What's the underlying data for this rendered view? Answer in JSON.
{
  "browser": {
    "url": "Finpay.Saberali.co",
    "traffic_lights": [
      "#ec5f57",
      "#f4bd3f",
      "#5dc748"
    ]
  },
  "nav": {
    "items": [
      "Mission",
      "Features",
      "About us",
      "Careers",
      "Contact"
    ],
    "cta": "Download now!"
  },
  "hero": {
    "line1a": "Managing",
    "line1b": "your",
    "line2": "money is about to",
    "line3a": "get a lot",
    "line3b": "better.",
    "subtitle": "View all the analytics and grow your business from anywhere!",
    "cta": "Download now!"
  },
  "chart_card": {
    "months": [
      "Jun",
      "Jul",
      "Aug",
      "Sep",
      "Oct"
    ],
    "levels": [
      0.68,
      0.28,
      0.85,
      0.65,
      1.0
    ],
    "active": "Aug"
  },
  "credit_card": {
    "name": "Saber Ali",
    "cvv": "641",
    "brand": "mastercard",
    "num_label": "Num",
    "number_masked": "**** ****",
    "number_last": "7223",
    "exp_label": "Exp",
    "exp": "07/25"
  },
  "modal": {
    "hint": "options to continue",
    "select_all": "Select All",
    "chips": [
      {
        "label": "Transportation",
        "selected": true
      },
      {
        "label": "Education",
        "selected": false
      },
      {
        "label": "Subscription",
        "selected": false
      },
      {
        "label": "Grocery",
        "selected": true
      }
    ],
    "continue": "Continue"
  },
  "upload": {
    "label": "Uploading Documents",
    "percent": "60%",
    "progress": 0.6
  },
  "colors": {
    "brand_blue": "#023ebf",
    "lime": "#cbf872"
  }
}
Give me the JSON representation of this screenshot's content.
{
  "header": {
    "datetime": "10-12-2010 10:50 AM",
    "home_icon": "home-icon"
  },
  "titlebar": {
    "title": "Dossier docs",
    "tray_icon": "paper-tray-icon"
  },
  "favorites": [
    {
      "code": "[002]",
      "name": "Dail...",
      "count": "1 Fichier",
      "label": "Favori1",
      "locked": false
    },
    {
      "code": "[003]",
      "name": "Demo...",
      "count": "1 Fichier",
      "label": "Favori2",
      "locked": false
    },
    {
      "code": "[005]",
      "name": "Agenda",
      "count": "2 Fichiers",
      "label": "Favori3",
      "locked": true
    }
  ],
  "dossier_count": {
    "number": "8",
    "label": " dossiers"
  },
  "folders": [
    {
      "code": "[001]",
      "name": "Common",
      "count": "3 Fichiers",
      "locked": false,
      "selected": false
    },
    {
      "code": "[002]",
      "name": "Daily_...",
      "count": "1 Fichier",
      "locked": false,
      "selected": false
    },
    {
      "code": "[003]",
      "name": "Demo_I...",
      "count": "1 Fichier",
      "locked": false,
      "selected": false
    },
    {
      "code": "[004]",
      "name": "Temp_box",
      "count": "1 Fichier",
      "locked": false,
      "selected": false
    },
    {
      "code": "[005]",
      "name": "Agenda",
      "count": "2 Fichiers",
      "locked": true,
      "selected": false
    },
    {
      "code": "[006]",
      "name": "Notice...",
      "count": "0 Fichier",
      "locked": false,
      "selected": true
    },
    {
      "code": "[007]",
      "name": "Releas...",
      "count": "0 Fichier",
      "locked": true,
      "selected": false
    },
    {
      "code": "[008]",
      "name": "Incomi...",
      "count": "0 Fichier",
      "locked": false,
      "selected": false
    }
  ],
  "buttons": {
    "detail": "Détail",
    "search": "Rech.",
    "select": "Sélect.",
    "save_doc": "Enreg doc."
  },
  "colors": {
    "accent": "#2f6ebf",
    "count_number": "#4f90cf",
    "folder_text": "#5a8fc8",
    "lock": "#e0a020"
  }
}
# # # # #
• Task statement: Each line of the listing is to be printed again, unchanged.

• Finished task:
What's the underlying data for this rendered view? Answer in JSON.
{
  "browser": {
    "url": "Finpay.Saberali.co",
    "traffic_lights": [
      "#ec5f57",
      "#f4bd3f",
      "#5dc748"
    ]
  },
  "nav": {
    "items": [
      "Mission",
      "Features",
      "About us",
      "Careers",
      "Contact"
    ],
    "cta": "Download now!"
  },
  "hero": {
    "line1a": "Managing",
    "line1b": "your",
    "line2": "money is about to",
    "line3a": "get a lot",
    "line3b": "better.",
    "subtitle": "View all the analytics and grow your business from anywhere!",
    "cta": "Download now!"
  },
  "chart_card": {
    "months": [
      "Jun",
      "Jul",
      "Aug",
      "Sep",
      "Oct"
    ],
    "levels": [
      0.68,
      0.28,
      0.85,
      0.65,
      1.0
    ],
    "active": "Aug"
  },
  "credit_card": {
    "name": "Saber Ali",
    "cvv": "641",
    "brand": "mastercard",
    "num_label": "Num",
    "number_masked": "**** ****",
    "number_last": "7223",
    "exp_label": "Exp",
    "exp": "07/25"
  },
  "modal": {
    "hint": "options to continue",
    "select_all": "Select All",
    "chips": [
      {
        "label": "Transportation",
        "selected": true
      },
      {
        "label": "Education",
        "selected": false
      },
      {
        "label": "Subscription",
        "selected": false
      },
      {
        "label": "Grocery",
        "selected": true
      }
    ],
    "continue": "Continue"
  },
  "upload": {
    "label": "Uploading Documents",
    "percent": "60%",
    "progress": 0.6
  },
  "colors": {
    "brand_blue": "#023ebf",
    "lime": "#cbf872"
  }
}
Give me the JSON representation of this screenshot's content.
{
  "header": {
    "datetime": "10-12-2010 10:50 AM",
    "home_icon": "home-icon"
  },
  "titlebar": {
    "title": "Dossier docs",
    "tray_icon": "paper-tray-icon"
  },
  "favorites": [
    {
      "code": "[002]",
      "name": "Dail...",
      "count": "1 Fichier",
      "label": "Favori1",
      "locked": false
    },
    {
      "code": "[003]",
      "name": "Demo...",
      "count": "1 Fichier",
      "label": "Favori2",
      "locked": false
    },
    {
      "code": "[005]",
      "name": "Agenda",
      "count": "2 Fichiers",
      "label": "Favori3",
      "locked": true
    }
  ],
  "dossier_count": {
    "number": "8",
    "label": " dossiers"
  },
  "folders": [
    {
      "code": "[001]",
      "name": "Common",
      "count": "3 Fichiers",
      "locked": false,
      "selected": false
    },
    {
      "code": "[002]",
      "name": "Daily_...",
      "count": "1 Fichier",
      "locked": false,
      "selected": false
    },
    {
      "code": "[003]",
      "name": "Demo_I...",
      "count": "1 Fichier",
      "locked": false,
      "selected": false
    },
    {
      "code": "[004]",
      "name": "Temp_box",
      "count": "1 Fichier",
      "locked": false,
      "selected": false
    },
    {
      "code": "[005]",
      "name": "Agenda",
      "count": "2 Fichiers",
      "locked": true,
      "selected": false
    },
    {
      "code": "[006]",
      "name": "Notice...",
      "count": "0 Fichier",
      "locked": false,
      "selected": true
    },
    {
      "code": "[007]",
      "name": "Releas...",
      "count": "0 Fichier",
      "locked": true,
      "selected": false
    },
    {
      "code": "[008]",
      "name": "Incomi...",
      "count": "0 Fichier",
      "locked": false,
      "selected": false
    }
  ],
  "buttons": {
    "detail": "Détail",
    "search": "Rech.",
    "select": "Sélect.",
    "save_doc": "Enreg doc."
  },
  "colors": {
    "accent": "#2f6ebf",
    "count_number": "#4f90cf",
    "folder_text": "#5a8fc8",
    "lock": "#e0a020"
  }
}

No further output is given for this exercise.